### Your task
Gather each line containing the string "Create" from these entries.

(Excerpts from an interface dataset)
----------
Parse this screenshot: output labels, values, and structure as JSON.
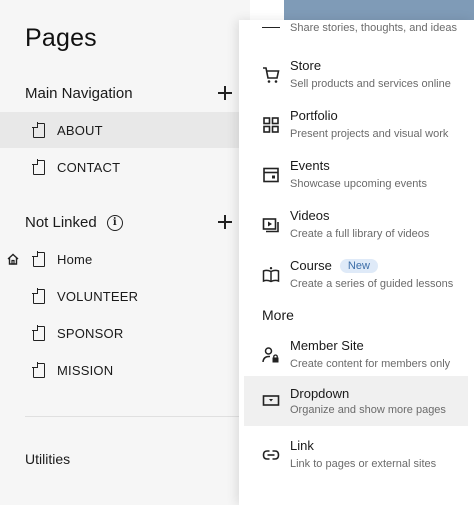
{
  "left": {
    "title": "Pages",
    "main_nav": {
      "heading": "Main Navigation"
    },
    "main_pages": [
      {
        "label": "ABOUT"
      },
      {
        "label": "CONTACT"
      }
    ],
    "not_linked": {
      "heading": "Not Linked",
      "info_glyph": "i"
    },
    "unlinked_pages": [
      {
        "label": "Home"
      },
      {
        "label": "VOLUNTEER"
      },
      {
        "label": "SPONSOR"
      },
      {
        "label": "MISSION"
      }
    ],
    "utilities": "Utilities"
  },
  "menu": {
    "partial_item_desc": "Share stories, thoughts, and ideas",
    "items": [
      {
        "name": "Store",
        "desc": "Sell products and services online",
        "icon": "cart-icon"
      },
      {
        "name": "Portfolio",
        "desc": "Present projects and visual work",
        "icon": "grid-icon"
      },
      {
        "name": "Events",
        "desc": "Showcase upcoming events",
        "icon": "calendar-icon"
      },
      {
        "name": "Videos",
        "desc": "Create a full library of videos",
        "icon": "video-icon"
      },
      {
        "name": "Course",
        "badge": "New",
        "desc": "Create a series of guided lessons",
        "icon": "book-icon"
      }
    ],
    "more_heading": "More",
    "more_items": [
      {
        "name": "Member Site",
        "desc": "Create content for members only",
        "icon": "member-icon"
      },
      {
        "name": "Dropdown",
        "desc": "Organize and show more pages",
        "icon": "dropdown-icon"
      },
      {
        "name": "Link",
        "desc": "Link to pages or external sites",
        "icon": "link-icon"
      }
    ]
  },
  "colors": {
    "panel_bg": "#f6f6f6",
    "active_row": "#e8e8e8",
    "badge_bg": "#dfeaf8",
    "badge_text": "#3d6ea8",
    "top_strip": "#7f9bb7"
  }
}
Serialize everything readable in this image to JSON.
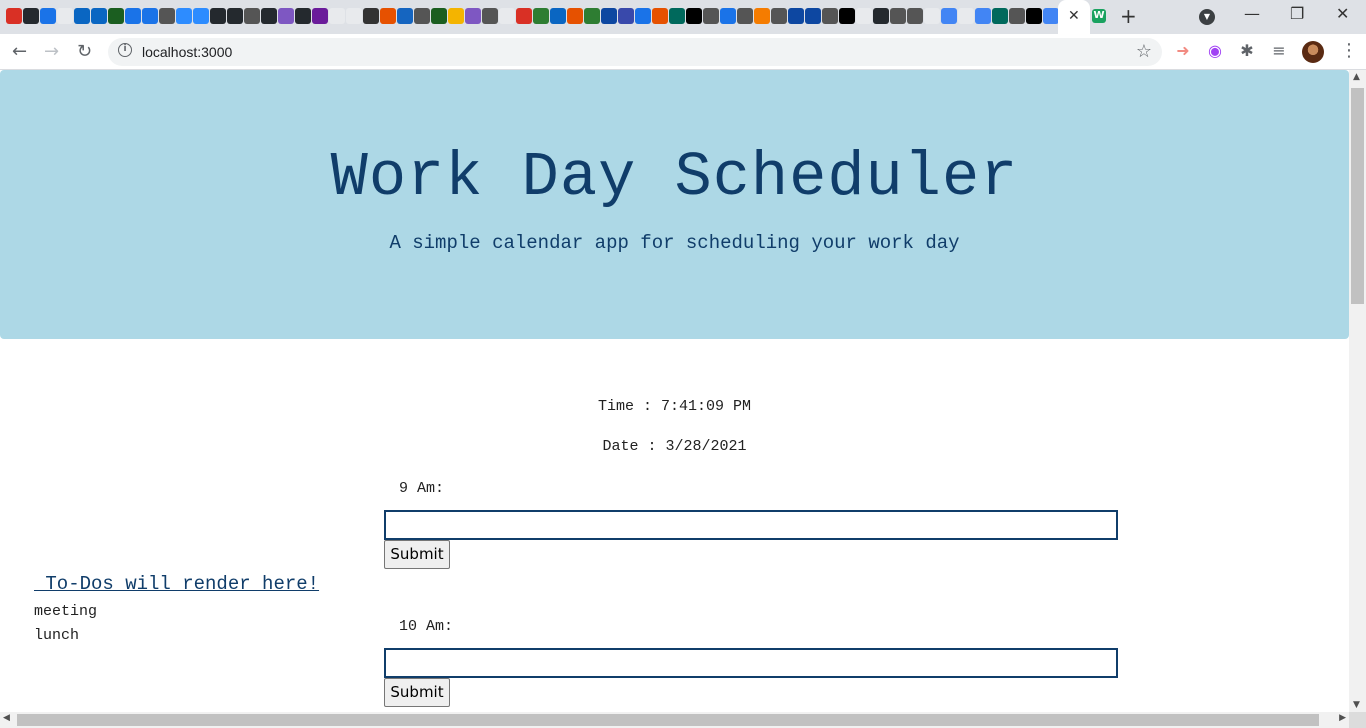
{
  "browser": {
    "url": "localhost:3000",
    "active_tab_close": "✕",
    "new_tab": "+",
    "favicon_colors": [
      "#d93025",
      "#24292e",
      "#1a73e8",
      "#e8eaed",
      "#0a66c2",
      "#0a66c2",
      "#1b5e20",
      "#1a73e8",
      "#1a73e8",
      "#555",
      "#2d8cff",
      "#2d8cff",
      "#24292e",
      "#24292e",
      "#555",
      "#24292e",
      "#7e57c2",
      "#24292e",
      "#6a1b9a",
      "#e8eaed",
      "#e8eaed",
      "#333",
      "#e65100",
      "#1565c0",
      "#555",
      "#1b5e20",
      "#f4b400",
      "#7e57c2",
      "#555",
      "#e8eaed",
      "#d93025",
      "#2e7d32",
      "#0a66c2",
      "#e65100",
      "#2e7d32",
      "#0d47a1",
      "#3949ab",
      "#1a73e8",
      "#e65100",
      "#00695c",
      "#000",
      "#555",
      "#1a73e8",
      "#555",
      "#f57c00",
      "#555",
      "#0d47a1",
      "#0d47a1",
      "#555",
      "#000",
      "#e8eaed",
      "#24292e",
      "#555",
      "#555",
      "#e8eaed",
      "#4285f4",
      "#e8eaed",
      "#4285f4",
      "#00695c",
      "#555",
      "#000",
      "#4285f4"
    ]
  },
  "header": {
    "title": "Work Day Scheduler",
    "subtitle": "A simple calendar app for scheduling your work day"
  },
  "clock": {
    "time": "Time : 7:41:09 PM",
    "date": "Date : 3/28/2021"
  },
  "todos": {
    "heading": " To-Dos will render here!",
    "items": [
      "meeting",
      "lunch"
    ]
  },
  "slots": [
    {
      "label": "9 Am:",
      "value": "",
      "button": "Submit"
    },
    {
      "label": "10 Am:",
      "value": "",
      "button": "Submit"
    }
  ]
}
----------
### Solution to the exercise
        "desc": "Create a full library of videos",
        "desc": "Create a series of guided lessons",
        "desc": "Create content for members only",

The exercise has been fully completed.